Welcome! We’re a low-residency MFA program in visual narrative with two years online and three summers… in New York City!
- We offer a distinctive and evolutionary approach to storytelling on a graduate level
- We focus on the growing need for original content creators in advertising, video games, picture books, graphic novels, film, illustration and animation
- We prepare artists and authors to become innovators in the ever-evolving art of visual storytelling
About our faculty:
Chair Nathan Fox’s work has appeared in The New York Times, EW, Rolling Stone, Image, Vertigo, and Marvel Comics, and within projects for MTV, Burton, Nike, 1800, AOL and many more. His work has appeared in The New York Times, EW, Rolling Stone, Image, Vertigo, and Marvel Comics, and within projects for MTV, Burton, Nike, 1800, AOL and many more. Faculty include such diverse professional storytellers as art director and illustrator Jennifer Daniel; writer and information designer Alicia DeSantis; writer and illustrator Edward Hemingway; editor and publisher Bill Kartalopoulos; artist and printmaker Ross MacDonald; historian and critic Leonard Marcus; writer and artist Ben Marra; photographer Stacy Renee Morrison; designer and artist Jeff Rogers; artist Jonathon Rosen; actor and film expert Lee Aaron Rosen; illustrator Matt Rota; illustrator, comic book artist and designer Jim Rugg; author Mark Sable; writer/game producer Ben Zackheim and writer Ed Valentine.

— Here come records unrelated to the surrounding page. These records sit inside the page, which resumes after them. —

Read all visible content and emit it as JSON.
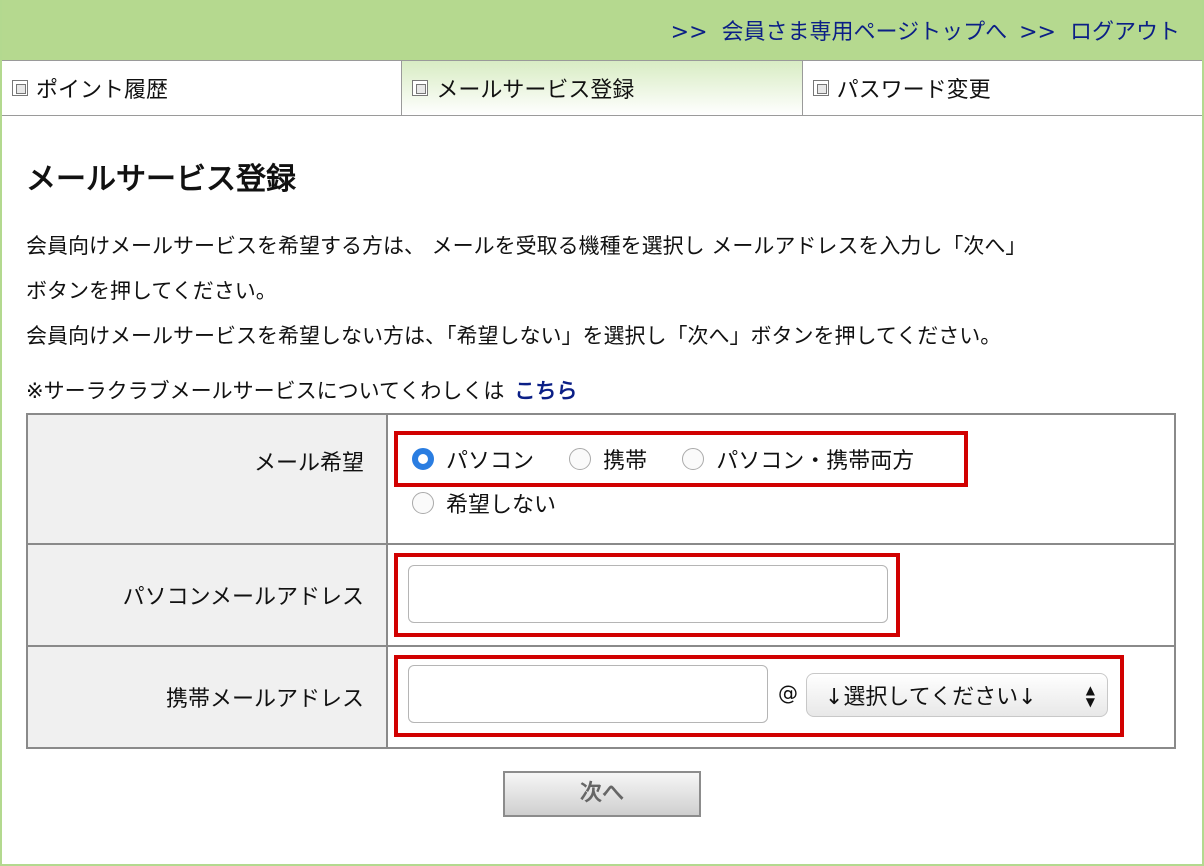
{
  "topnav": {
    "sep": ">>",
    "member_top": "会員さま専用ページトップへ",
    "logout": "ログアウト"
  },
  "tabs": [
    {
      "label": "ポイント履歴"
    },
    {
      "label": "メールサービス登録"
    },
    {
      "label": "パスワード変更"
    }
  ],
  "page": {
    "title": "メールサービス登録",
    "desc1": "会員向けメールサービスを希望する方は、 メールを受取る機種を選択し メールアドレスを入力し「次へ」",
    "desc2": "ボタンを押してください。",
    "desc3": "会員向けメールサービスを希望しない方は、「希望しない」を選択し「次へ」ボタンを押してください。",
    "note": "※サーラクラブメールサービスについてくわしくは",
    "note_link": "こちら"
  },
  "form": {
    "mail_pref_label": "メール希望",
    "options": [
      "パソコン",
      "携帯",
      "パソコン・携帯両方",
      "希望しない"
    ],
    "selected_option": "パソコン",
    "pc_label": "パソコンメールアドレス",
    "pc_value": "",
    "mobile_label": "携帯メールアドレス",
    "mobile_value": "",
    "at": "@",
    "domain_select": "↓選択してください↓",
    "next_button": "次へ"
  },
  "colors": {
    "header_green": "#b5d98f",
    "link_blue": "#0b1f86",
    "highlight_red": "#d10000",
    "radio_blue": "#2a7de1"
  }
}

Contact firstname.lastname@example.org for further details.
More about us (and we look forward to learning more about you!)
Story Visualized: The Artist as Author
Great visual storytellers come from all walks of life, professions and art forms. They are the unique few who function as both author and artist—entertaining and influencing our imaginations through creations of art and literature. Their films can direct and redefine history or tell of our future, their books can set our imagination to flight in the palm of our hands, and their words can ignite our emotions and empower an audience to action. Great visual storytellers challenge our notions of self and truth, engaging an audience to its core. That level of visual narrative becomes an experience, a moment not soon forgotten, a memory forever cherished. These works have withstood the test of time, becoming part of our history and cultural identities.
This groundbreaking low-residency program is an innovative approach to visual narrative. Equal emphasis is paid to the art of creative writing and the craft of visual arts, fostering a truly revolutionary methodology of storytelling through the education of the “Artist as Author.”
During three summer residencies in New York City, participants will undertake an intensive exploration of the visual and structural components of story, integrating the dual roles of writer and visual communicator. Through workshops, guest lectures and studies in professional practice, we will explore and challenge the notions of design, storytelling and authorship. Participants maintain their professional and individual lifestyles as they work online with faculty, as well as mentors who join them during the second fall and spring semesters.
This is a period devoted to synthesizing the skills and crafts presented in the summer on-site intensives.
Through critical study, lectures and tutorials in the summer workshops, the MFA in Visual Narrative examines contemporary delivery systems of narrative art. As visual communication technologies advance in such areas as eBooks, interactive websites, podcasts, social media outlets and mobile devices, the program responds by preparing students for the challenges and opportunities in the digital marketplace. The faculty—chosen for its diversity of storytelling genres—includes animators, designers, illustrators, art historians, painters, printmakers, writers and graphic novelists.
In all forms of advertising, fine arts, game design, picture books, graphic novels, film, illustration and animation, there is a growing demand for talented and original content creators. The MFA Visual Narrative program fills that need—regardless of medium or style—enabling students to become creative, responsible arbiters of visual storytelling, able to shape their own identities, artistic voices and narrative art.
Here’s a series that Nathan Fox did for SVA. What’s your story? We look forward to hearing it in person!
See you in New York City!